In recent times we are seeing not only how there are movements towards integration, but also that in the midst of this process one of the bases that has defined the PC since its inception is being attacked: the capacity for expansion and configuration by the user. Most manufacturers have reached the dangerous conclusion that the fact that we can expand the capabilities of our PC affects the purchase of future products. Hence, the controversy of the right to repair has appeared in the face of the practices of different assemblers and hardware manufacturers.
Logically, one would expect this to affect only the consumer market. So the servers and data centers used by both the different public bodies and large companies that in theory should not be affected by it. However, AMD decided to create a program called PSB so that manufacturers and assemblers could sell their entire servers and not parts. The reason behind it? There is a second-hand market where EPYC processors already stripped from their servers are used for second-hand servers and data centers.
In other words, when a company discards its old server or data center, it does not throw it away, but sells its parts to recover part of the investment. This creates additional competition for server manufacturers. Since they may find it more attractive for their customers to build a server themselves and maintain it themselves, this abuses one of AMD’s EPYC security features to lock customers into a particular brand.
How do they make the lock?
In order to make an AMD EPYC server CPU only work with a specific model of motherboard and the second-hand server market, manufacturers abuse the boot certification process provided by the PSB to tie processors to their specific servers, which means we can’t pair certain processors except with certain server boards.
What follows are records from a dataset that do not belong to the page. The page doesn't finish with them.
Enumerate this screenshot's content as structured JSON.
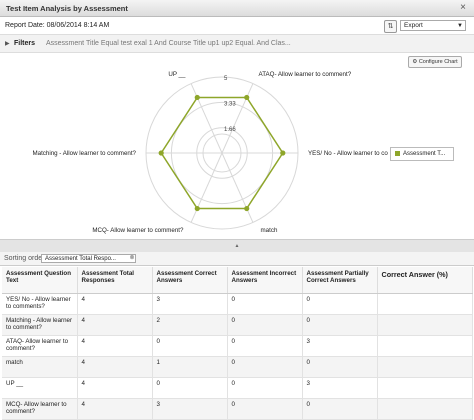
{
  "window": {
    "title": "Test Item Analysis by Assessment",
    "close_label": "×"
  },
  "report": {
    "date_label": "Report Date: 08/06/2014 8:14 AM",
    "export_value": "Export"
  },
  "filters": {
    "toggle": "▶",
    "label": "Filters",
    "summary": "Assessment Title Equal test exal 1 And Course Title up1 up2 Equal. And Clas..."
  },
  "toolbar": {
    "configure_label": "Configure Chart"
  },
  "chart_data": {
    "type": "radar",
    "axes": [
      "UP __",
      "ATAQ- Allow learner to comment?",
      "YES/ No - Allow learner to co",
      "match",
      "MCQ- Allow learner to comment?",
      "Matching - Allow learner to comment?"
    ],
    "radial_ticks": [
      "5",
      "3.33",
      "1.66"
    ],
    "rlim": [
      0,
      5
    ],
    "series": [
      {
        "name": "Assessment T...",
        "values": [
          4,
          4,
          4,
          4,
          4,
          4
        ]
      }
    ],
    "colors": {
      "series": "#8ea62a"
    },
    "legend": "right"
  },
  "sorting": {
    "label": "Sorting order:",
    "chip": "Assessment Total Respo...",
    "remove": "⊗"
  },
  "table": {
    "columns": [
      "Assessment Question Text",
      "Assessment Total Responses",
      "Assessment Correct Answers",
      "Assessment Incorrect Answers",
      "Assessment Partially Correct Answers",
      "Correct Answer (%)"
    ],
    "rows": [
      [
        "YES/ No - Allow learner to comments?",
        "4",
        "3",
        "0",
        "0",
        ""
      ],
      [
        "Matching - Allow learner to comment?",
        "4",
        "2",
        "0",
        "0",
        ""
      ],
      [
        "ATAQ- Allow learner to comment?",
        "4",
        "0",
        "0",
        "3",
        ""
      ],
      [
        "match",
        "4",
        "1",
        "0",
        "0",
        ""
      ],
      [
        "UP __",
        "4",
        "0",
        "0",
        "3",
        ""
      ],
      [
        "MCQ- Allow learner to comment?",
        "4",
        "3",
        "0",
        "0",
        ""
      ]
    ]
  }
}
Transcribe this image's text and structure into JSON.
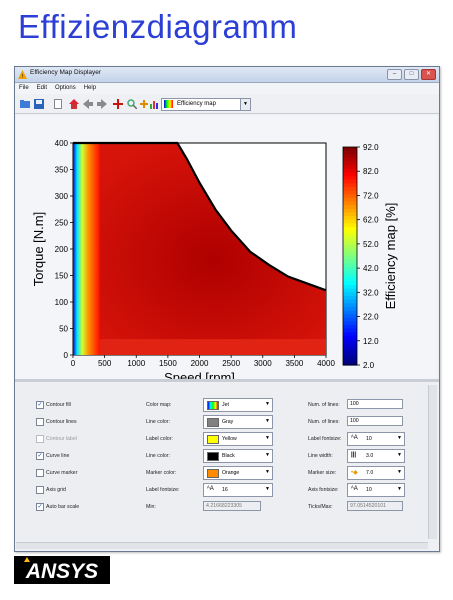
{
  "slide": {
    "title": "Effizienzdiagramm",
    "logo_text": "ANSYS"
  },
  "window": {
    "title": "Efficiency Map Displayer",
    "controls": [
      "–",
      "□",
      "✕"
    ],
    "menu": [
      "File",
      "Edit",
      "Options",
      "Help"
    ],
    "toolbar_icons": [
      "open-folder-icon",
      "save-icon",
      "new-page-icon",
      "home-icon",
      "back-arrow-icon",
      "forward-arrow-icon",
      "move-cross-icon",
      "zoom-icon",
      "add-icon",
      "chart-icon"
    ],
    "view_select": "Efficiency map"
  },
  "chart_data": {
    "type": "heatmap",
    "xlabel": "Speed [rpm]",
    "ylabel": "Torque [N.m]",
    "colorbar_label": "Efficiency map [%]",
    "xlim": [
      0,
      4000
    ],
    "ylim": [
      0,
      400
    ],
    "xticks": [
      "0",
      "500",
      "1000",
      "1500",
      "2000",
      "2500",
      "3000",
      "3500",
      "4000"
    ],
    "yticks": [
      "0",
      "50",
      "100",
      "150",
      "200",
      "250",
      "300",
      "350",
      "400"
    ],
    "colorbar_ticks": [
      "92.0",
      "82.0",
      "72.0",
      "62.0",
      "52.0",
      "42.0",
      "32.0",
      "22.0",
      "12.0",
      "2.0"
    ],
    "colormap": "jet",
    "color_range": [
      2.0,
      92.0
    ],
    "max_torque_curve": {
      "x": [
        0,
        1650,
        1800,
        2000,
        2250,
        2500,
        2800,
        3100,
        3400,
        3700,
        4000
      ],
      "y": [
        400,
        400,
        370,
        325,
        275,
        235,
        195,
        170,
        148,
        135,
        122
      ]
    }
  },
  "controls": {
    "col1": [
      {
        "label": "Contour fill",
        "checked": true,
        "disabled": false
      },
      {
        "label": "Contour lines",
        "checked": false,
        "disabled": false
      },
      {
        "label": "Contour label",
        "checked": false,
        "disabled": true
      },
      {
        "label": "Curve line",
        "checked": true,
        "disabled": false
      },
      {
        "label": "Curve marker",
        "checked": false,
        "disabled": false
      },
      {
        "label": "Axis grid",
        "checked": false,
        "disabled": false
      },
      {
        "label": "Auto bar scale",
        "checked": true,
        "disabled": false
      }
    ],
    "col2": [
      {
        "label": "Color map:",
        "value": "Jet",
        "swatch": "jet"
      },
      {
        "label": "Line color:",
        "value": "Gray",
        "swatch": "#808080"
      },
      {
        "label": "Label color:",
        "value": "Yellow",
        "swatch": "#ffff00"
      },
      {
        "label": "Line color:",
        "value": "Black",
        "swatch": "#000000"
      },
      {
        "label": "Marker color:",
        "value": "Orange",
        "swatch": "#ff8c00"
      },
      {
        "label": "Label fontsize:",
        "value": "16",
        "swatch": "fontsize"
      }
    ],
    "min_label": "Min:",
    "min_value": "4.21668223305",
    "col3": [
      {
        "label": "Num. of lines:",
        "value": "100",
        "type": "input"
      },
      {
        "label": "Num. of lines:",
        "value": "100",
        "type": "input"
      },
      {
        "label": "Label fontsize:",
        "value": "10",
        "type": "select",
        "icon": "fontsize"
      },
      {
        "label": "Line width:",
        "value": "3.0",
        "type": "select",
        "icon": "linewidth"
      },
      {
        "label": "Marker size:",
        "value": "7.0",
        "type": "select",
        "icon": "markersize"
      },
      {
        "label": "Axis fontsize:",
        "value": "10",
        "type": "select",
        "icon": "fontsize"
      }
    ],
    "ticks_label": "Ticks/Max:",
    "ticks_value": "97.0514520101"
  }
}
To understand the whole process, we must start from the fact that when the manufacturer has finished creating the PC, whatever type it may be, a process is executed in which the boot image stored in the ROM is created and which will include two keys associated, both with a size of 4096 bits and SHA-384 encoding. The first one will be stored in the system ROM and will be reflected in the Boot Firmware. The second, on the other hand, will do so within the HSM, a hardware in charge of generating cryptographically encrypted keys and also decoding them.
Both keys are part of the Public Key Infrastructure and are used to sign the content of a certificate found in the boot ROM on the motherboard and which includes the identification code of the processor and the rest of the hardware elements. If one of these items is missing from the system, then the PSB will simply not allow the system to boot.